Marchetti was accompanying his friend the filmmaker Luca Guadagnino two years back, during the Venice International Film Festival, when he happened upon an Art Nouveau villa held by the same family since its construction in the 19th century. Impulsively (and shrewdly) he bought the place and is now, with the aid of Guadagnino, restoring the house and gardens to their former glory. Whim also overcame prudence for the Colombian footwear designer Edgardo Osorio of Aquazzura, who, when looking for a quarantine rental, came across a palace opposite the Arrivabenes’ stupendous Palazzo Papadopoli and settled in, earning the nickname Palazzo Margarita for the property in honor of his favorite (albeit decidedly non-Venetian) cocktail.
While there have always been those who would preserve Venice in amber, its savvier residents understand that framing the city as a Renaissance Disneyland spells creeping death. Still, before the pandemic, budget tourism had reached a breaking point. “The worst year of my life was 2019,” says Toto Bergamo Rossi, who as director of the Venetian Heritage nonprofit brought in Louis Vuitton to support the latest restoration of the Ca’ d’Oro, a 15th-century Gothic palazzo. The survival of the exquisite urban masterpiece that is this city lies in taking the middle path, he says: “Venice has to be run like a museum—with us inside.”
mafalda bianca vera with bricola count giberto and viola arrivabene
From left: Mafalda, Bianca, Vera (with Bricola), Count Giberto, and Viola Arrivabene Make a Drop-off alla Veneziana on Canale di san Polo. There’s precious cargo in these boxes: furlane slippers by the young label from Vera and Viola, the next generation of a dynasty that has lived at Palazzo Papadopoli (just out of this shot) for two centuries.
And if once again Venice seems threatened by a Vesuvian flow of tourists (an estimated 22 million annually in a city of only 55,000), insiders know there is always a way to find your personal flow.
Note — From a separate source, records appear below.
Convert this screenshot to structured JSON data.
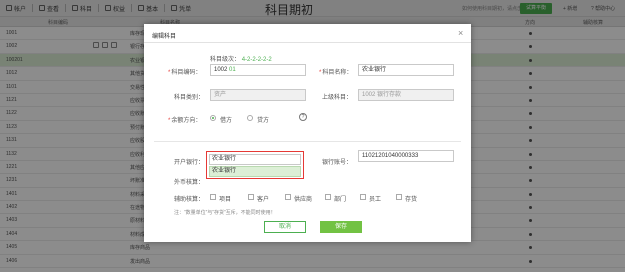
{
  "toolbar": {
    "items": [
      "帐户",
      "查看",
      "科目",
      "权益",
      "基本",
      "凭单"
    ],
    "title": "科目期初",
    "right_text": "如何使用科目期初，请点击查看帮助",
    "green_button": "试算平衡",
    "link_add": "+ 新增",
    "link_help": "? 帮助中心"
  },
  "table": {
    "headers": [
      "科目编码",
      "科目名称",
      "方向",
      "辅助核算"
    ],
    "rows": [
      {
        "code": "1001",
        "name": "库存现金"
      },
      {
        "code": "1002",
        "name": "银行存款"
      },
      {
        "code": "100201",
        "name": "农业银行",
        "selected": true
      },
      {
        "code": "1012",
        "name": "其他货币资金"
      },
      {
        "code": "1101",
        "name": "交易性金融资产"
      },
      {
        "code": "1121",
        "name": "应收票据"
      },
      {
        "code": "1122",
        "name": "应收账款"
      },
      {
        "code": "1123",
        "name": "预付账款"
      },
      {
        "code": "1131",
        "name": "应收股利"
      },
      {
        "code": "1132",
        "name": "应收利息"
      },
      {
        "code": "1221",
        "name": "其他应收款"
      },
      {
        "code": "1231",
        "name": "坏账准备"
      },
      {
        "code": "1401",
        "name": "材料采购"
      },
      {
        "code": "1402",
        "name": "在途物资"
      },
      {
        "code": "1403",
        "name": "原材料"
      },
      {
        "code": "1404",
        "name": "材料成本差异"
      },
      {
        "code": "1405",
        "name": "库存商品"
      },
      {
        "code": "1406",
        "name": "发出商品"
      }
    ]
  },
  "dialog": {
    "title": "编辑科目",
    "code_level_label": "科目级次：",
    "code_level": "4-2-2-2-2-2",
    "code_label": "科目编码：",
    "code_prefix": "1002",
    "code_suffix": "01",
    "name_label": "科目名称：",
    "name_value": "农业银行",
    "category_label": "科目类别：",
    "category_value": "资产",
    "parent_label": "上级科目：",
    "parent_value": "1002 银行存款",
    "direction_label": "余额方向：",
    "direction_debit": "借方",
    "direction_credit": "贷方",
    "help_glyph": "?",
    "bank_label": "开户银行：",
    "bank_value": "农业银行",
    "bank_option": "农业银行",
    "account_label": "银行账号：",
    "account_value": "11021201040000333",
    "currency_label": "外币核算：",
    "aux_label": "辅助核算：",
    "aux_items": [
      "项目",
      "客户",
      "供应商",
      "部门",
      "员工",
      "存货"
    ],
    "note": "注：“数量单位”与“存货”互斥，不能同时使用！",
    "cancel": "取消",
    "save": "保存"
  }
}
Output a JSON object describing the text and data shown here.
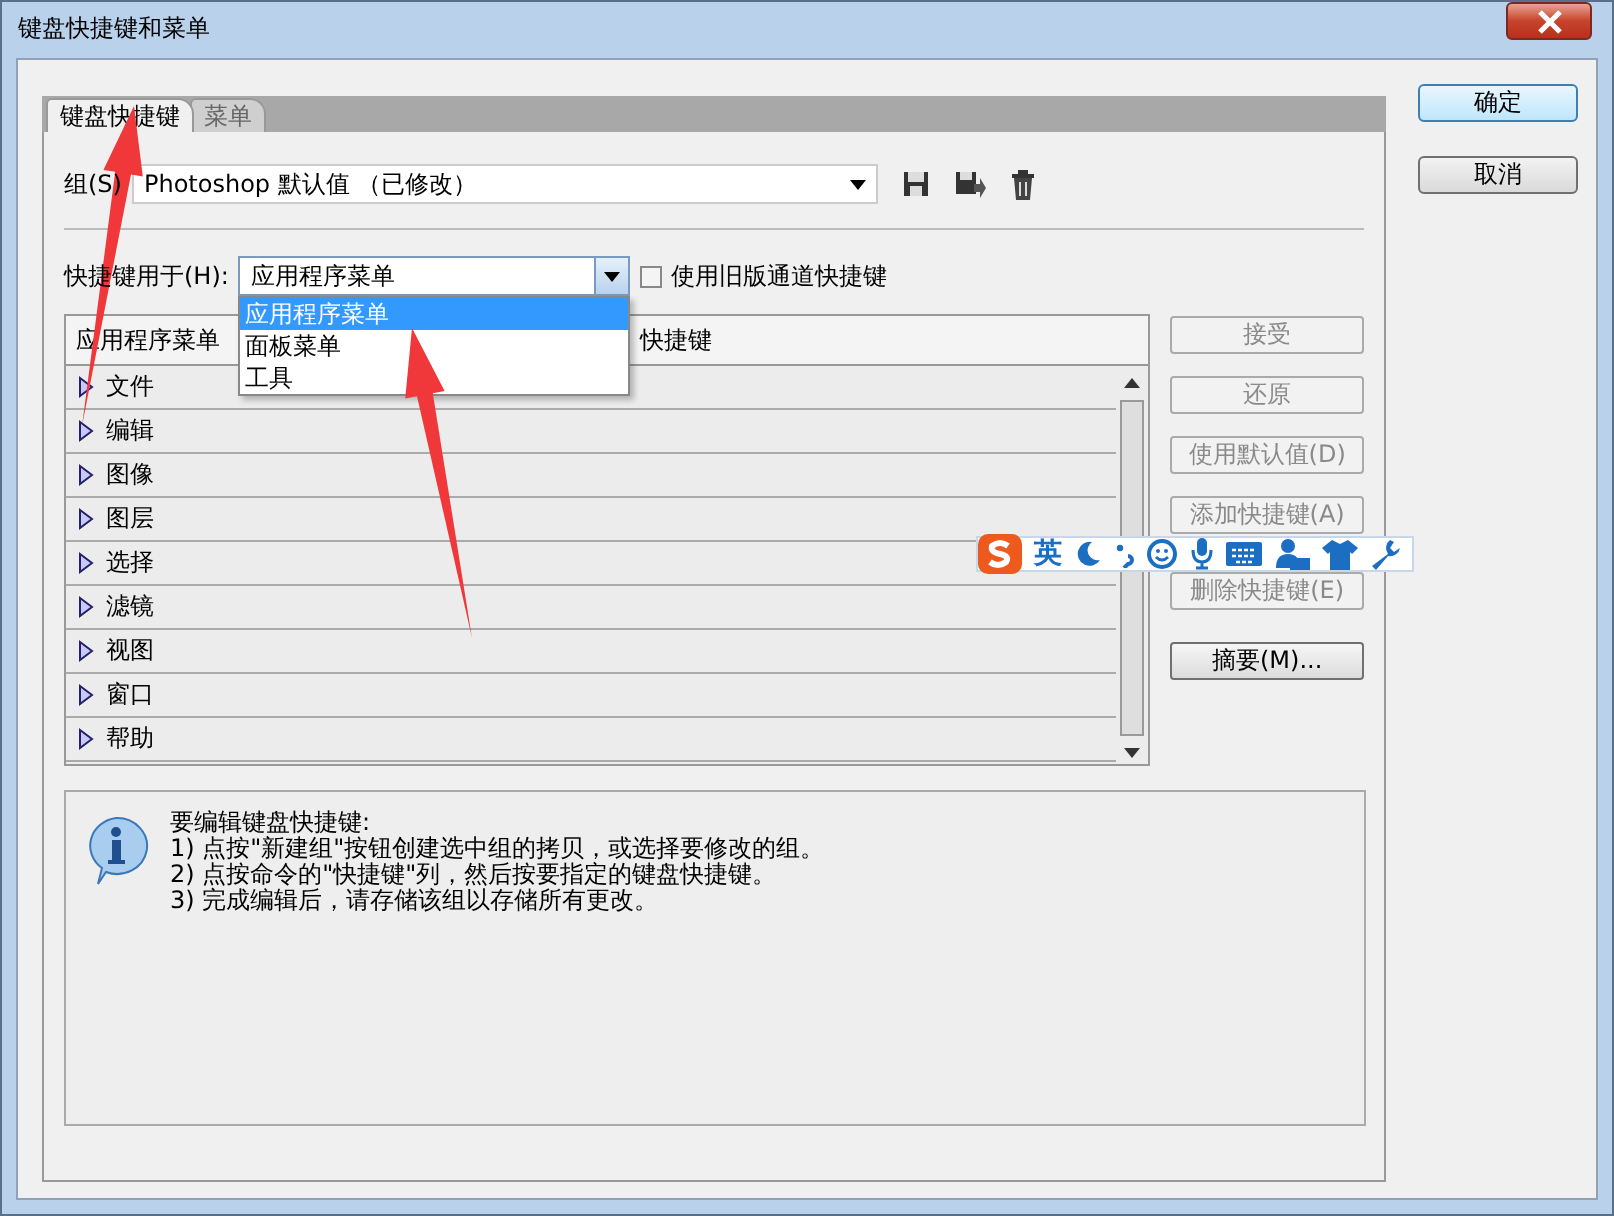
{
  "window": {
    "title": "键盘快捷键和菜单"
  },
  "tabs": [
    {
      "label": "键盘快捷键",
      "selected": true
    },
    {
      "label": "菜单",
      "selected": false
    }
  ],
  "group": {
    "label": "组(S)",
    "value": "Photoshop 默认值 （已修改）"
  },
  "shortcuts_for": {
    "label": "快捷键用于(H):",
    "value": "应用程序菜单",
    "expanded": true,
    "options": [
      {
        "label": "应用程序菜单",
        "selected": true
      },
      {
        "label": "面板菜单",
        "selected": false
      },
      {
        "label": "工具",
        "selected": false
      }
    ]
  },
  "legacy_channel": {
    "label": "使用旧版通道快捷键",
    "checked": false
  },
  "table": {
    "columns": [
      "应用程序菜单",
      "快捷键"
    ],
    "rows": [
      {
        "label": "文件",
        "expanded": false
      },
      {
        "label": "编辑",
        "expanded": false
      },
      {
        "label": "图像",
        "expanded": false
      },
      {
        "label": "图层",
        "expanded": false
      },
      {
        "label": "选择",
        "expanded": false
      },
      {
        "label": "滤镜",
        "expanded": false
      },
      {
        "label": "视图",
        "expanded": false
      },
      {
        "label": "窗口",
        "expanded": false
      },
      {
        "label": "帮助",
        "expanded": false
      }
    ]
  },
  "side_buttons": [
    {
      "label": "接受",
      "disabled": true
    },
    {
      "label": "还原",
      "disabled": true
    },
    {
      "label": "使用默认值(D)",
      "disabled": true
    },
    {
      "label": "添加快捷键(A)",
      "disabled": true
    },
    {
      "label": "删除快捷键(E)",
      "disabled": true
    },
    {
      "label": "摘要(M)...",
      "disabled": false
    }
  ],
  "info": {
    "lines": [
      "要编辑键盘快捷键:",
      "1) 点按\"新建组\"按钮创建选中组的拷贝，或选择要修改的组。",
      "2) 点按命令的\"快捷键\"列，然后按要指定的键盘快捷键。",
      "3) 完成编辑后，请存储该组以存储所有更改。"
    ]
  },
  "dialog_buttons": [
    {
      "label": "确定",
      "default": true
    },
    {
      "label": "取消",
      "default": false
    }
  ],
  "ime_toolbar": {
    "mode": "英"
  },
  "annotations": [
    {
      "kind": "arrow"
    },
    {
      "kind": "arrow"
    }
  ]
}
Designer Rick Owens, a Californian and decadeslong resident of Paris, began spending part of every summer at the grand Excelsior Hotel on the Lido 15 years ago, lured there by “the faded grandeur.” Nowadays his visits extend to several months a year, and his routine is banal by design. “I live my ordinary life, and then I can take the vaporetto to the Piazza San Marco and enjoy the pageantry.”
That may be the key to understanding the city. Venice is no more itself for Venetians than for first-time arrivals. “Whoever you are, it’s a place where you can always make a discovery, if you are curious,” Arrivabene says. Why anyone should be daunted by the place, she professes not to know. “I mean, it’s an island. You can’t go anywhere wrong. You can’t fall off.”